This section is from the book "An Illustrated Flora Of The Northern United States, Canada And The British Possessions Vol3", by Nathaniel Lord Britton, Addison Brown. Also available from Amazon: An Illustrated Flora of the Northern United States, Canada and the British Possessions. 3 Volume Set..
Galium verum L. Sp. Pl. 107. 1753.

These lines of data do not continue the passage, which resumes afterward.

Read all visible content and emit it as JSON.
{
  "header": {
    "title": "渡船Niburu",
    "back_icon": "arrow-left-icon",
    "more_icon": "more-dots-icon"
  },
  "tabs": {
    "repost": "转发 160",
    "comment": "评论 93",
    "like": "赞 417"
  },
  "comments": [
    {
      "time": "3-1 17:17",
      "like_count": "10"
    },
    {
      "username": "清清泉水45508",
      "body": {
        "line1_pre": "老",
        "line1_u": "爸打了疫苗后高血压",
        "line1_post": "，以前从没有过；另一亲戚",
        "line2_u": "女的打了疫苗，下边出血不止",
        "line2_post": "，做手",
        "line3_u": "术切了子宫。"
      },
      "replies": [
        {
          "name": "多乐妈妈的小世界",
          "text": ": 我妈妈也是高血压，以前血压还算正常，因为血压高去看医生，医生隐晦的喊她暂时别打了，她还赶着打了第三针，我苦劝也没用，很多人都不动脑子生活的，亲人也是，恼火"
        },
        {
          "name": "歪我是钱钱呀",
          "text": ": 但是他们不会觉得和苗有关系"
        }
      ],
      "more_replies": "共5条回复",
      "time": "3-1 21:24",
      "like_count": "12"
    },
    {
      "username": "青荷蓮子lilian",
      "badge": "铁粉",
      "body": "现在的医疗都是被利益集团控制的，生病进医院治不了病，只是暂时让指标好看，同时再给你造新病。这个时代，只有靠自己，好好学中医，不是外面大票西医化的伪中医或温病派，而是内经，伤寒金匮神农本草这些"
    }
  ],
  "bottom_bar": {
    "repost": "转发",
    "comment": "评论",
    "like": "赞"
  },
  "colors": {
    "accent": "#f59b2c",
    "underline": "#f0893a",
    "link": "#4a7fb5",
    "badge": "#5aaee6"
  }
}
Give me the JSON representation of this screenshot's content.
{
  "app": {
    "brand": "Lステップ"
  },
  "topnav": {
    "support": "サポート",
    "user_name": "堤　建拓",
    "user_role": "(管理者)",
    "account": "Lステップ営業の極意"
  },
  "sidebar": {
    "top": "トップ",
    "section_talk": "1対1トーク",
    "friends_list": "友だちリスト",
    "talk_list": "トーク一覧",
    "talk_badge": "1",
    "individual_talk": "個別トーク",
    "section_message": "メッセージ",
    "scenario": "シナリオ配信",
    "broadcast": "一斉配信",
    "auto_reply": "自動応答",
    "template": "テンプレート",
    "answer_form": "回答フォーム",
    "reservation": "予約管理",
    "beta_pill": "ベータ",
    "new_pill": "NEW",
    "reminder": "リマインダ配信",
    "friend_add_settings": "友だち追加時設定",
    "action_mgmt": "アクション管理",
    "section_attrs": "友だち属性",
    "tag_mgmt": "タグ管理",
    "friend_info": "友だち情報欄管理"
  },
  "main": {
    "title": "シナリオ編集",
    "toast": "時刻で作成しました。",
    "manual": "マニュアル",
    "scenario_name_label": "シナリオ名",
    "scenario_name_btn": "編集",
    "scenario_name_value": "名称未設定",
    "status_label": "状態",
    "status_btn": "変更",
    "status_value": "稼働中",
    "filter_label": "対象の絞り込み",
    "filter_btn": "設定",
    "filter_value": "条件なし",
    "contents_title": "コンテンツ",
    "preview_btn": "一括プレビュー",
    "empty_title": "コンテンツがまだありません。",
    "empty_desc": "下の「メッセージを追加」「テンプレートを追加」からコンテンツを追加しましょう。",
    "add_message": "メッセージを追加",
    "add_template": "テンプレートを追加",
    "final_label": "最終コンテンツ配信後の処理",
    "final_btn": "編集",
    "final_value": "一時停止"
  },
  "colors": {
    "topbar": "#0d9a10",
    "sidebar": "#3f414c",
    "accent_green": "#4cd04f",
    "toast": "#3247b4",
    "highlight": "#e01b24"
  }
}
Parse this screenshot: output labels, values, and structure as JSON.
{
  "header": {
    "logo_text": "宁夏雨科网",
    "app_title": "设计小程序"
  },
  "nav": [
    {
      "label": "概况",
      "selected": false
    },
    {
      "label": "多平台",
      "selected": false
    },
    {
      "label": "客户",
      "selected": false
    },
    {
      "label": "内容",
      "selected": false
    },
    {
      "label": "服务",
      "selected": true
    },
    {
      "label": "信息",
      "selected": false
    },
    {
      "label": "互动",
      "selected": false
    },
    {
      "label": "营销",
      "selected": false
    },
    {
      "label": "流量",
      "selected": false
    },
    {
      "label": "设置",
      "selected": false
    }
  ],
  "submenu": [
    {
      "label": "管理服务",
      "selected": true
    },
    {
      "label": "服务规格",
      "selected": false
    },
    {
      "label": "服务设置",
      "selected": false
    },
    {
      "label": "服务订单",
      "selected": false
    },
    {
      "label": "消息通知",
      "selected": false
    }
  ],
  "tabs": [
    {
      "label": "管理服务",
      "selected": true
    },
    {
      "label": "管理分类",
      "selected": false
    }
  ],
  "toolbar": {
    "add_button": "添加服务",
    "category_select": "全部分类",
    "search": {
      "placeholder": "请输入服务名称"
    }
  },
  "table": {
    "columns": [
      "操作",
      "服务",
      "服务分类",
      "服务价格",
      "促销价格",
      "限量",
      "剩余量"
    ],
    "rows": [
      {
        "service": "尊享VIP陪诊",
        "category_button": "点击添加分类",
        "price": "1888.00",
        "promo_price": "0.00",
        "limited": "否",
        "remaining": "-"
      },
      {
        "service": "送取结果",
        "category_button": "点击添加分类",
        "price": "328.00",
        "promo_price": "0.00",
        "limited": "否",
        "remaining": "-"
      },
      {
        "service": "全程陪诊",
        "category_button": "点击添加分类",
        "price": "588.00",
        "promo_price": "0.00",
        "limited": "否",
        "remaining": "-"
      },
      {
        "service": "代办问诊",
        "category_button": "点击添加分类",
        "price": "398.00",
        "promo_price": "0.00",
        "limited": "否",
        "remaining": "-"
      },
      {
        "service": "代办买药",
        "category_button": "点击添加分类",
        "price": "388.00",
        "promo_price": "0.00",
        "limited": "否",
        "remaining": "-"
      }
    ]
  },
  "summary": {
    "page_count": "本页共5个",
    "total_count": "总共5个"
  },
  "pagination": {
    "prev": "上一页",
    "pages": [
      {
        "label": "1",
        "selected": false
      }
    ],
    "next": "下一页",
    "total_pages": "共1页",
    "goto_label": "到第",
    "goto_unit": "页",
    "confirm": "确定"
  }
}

Perennial from a somewhat woody base, erect or ascending, simple or branched, 6'-2i° high. Stems smooth or minutely roughened; leaves in 6's or 8's, narrowly linear, 4"-12" long, about i" wide, rough on the margins, at length deflexed; flowers yellow, the cymes in dense narrow panicles; lower branches of the panicles longer than the internodes at anthe-sis; fruit usually glabrous, less than 1" broad.
In waste places and fields, Maine and Ontario to Massachusetts, southern New York, New Jersey and Pennsylvania. Adventive or naturalized from Europe. Native also of Asia. May-Sept. Cheese-rennet. Curdwort. Bed-flower. Fleawort. Maids'- hair. Yellow cleavers. Our Lady's-bedstraw.
Galium Wirtgeni F. Schultz, differs in having the lower branches of the panicle very short at anthesis, and is recorded as established in a meadow at Norfolk, Connecticut.
Galium parisiense L. Sp. Pl. 108. 1753.
Galium anglicum Huds. Fl. Angl. Ed. 2, 69. 1778.
Annual, erect or ascending, very slender, much branched; stem rough on the angles, 6'-12' high. Leaves in verticils of about 6 (4-7), linear or linear-lanceolate, cuspidate, minutely scabrous on the margins and midrib, 2"-5" long; cymes several-flowered, axillary and terminal on filiform peduncles; flowers minute, greenish-white; fruit glabrous, finely granular, less than 1/2" wide.
Along roadsides, Virginia and Tennessee. Adventive or naturalized from Europe. June-Aug.
Galium tricorne Stokes; With. Bot. Arr. Brit. Pl. Ed. 2, 1: 153. 1787.
Rather stout, decumbent or ascending, 6'-12' high, simple, or little branched. Stem rough with reflexed prickles; leaves in 6's or 8's, linear or narrowly oblan-ceolate, 1' long or less, l 1/2"- 2" wide, mucronate, rough on the margins and midrib; peduncles axillary, shorter than the leaves; pedicels thickened and curved downward in fruit; cymes axillary, usually 3 - (1-3-) flowered; fruit tuberculate or granular, not hispid, 4"- 5" broad.
In waste places, Ontario, and in ballast about the eastern seaports. May-Aug.
Galium Aparine L. Sp. Pl. 108. 1753.
Annual, weak, scrambling over bushes, 2°-5° long, the stems retrorsely hispid on the angles. Leaves in 6's or 8's, oblanceolate to linear, cuspidate at the apex, 1'-3' long, 2"-5" wide, the margins and midrib very rough; flowers in 1-3-flowered cymes in the upper axils; peduncles 5"- 12" long; fruiting pedicels straight; fruit 2"-3" broad, densely covered with short hooked bristles.
In various situations, New Brunswick to Ontario, South Dakota, Florida and Texas. Bermuda. Apparently in part naturalized from Europe. Widely distributed in temperate regions as a weed. May-Sept. Among some 70 other English names are catchweed, beggar-lice, burhead, claver-grass, cling-rascal, scratch-grass, wild hedge-burs, hairif or airif, stick-a-back, or stickle-back, gosling-grass, gosling-weed, turkey-grass, pigtail, grip or grip-grass, loveman, sweethearts, scratch-weed, poor robin.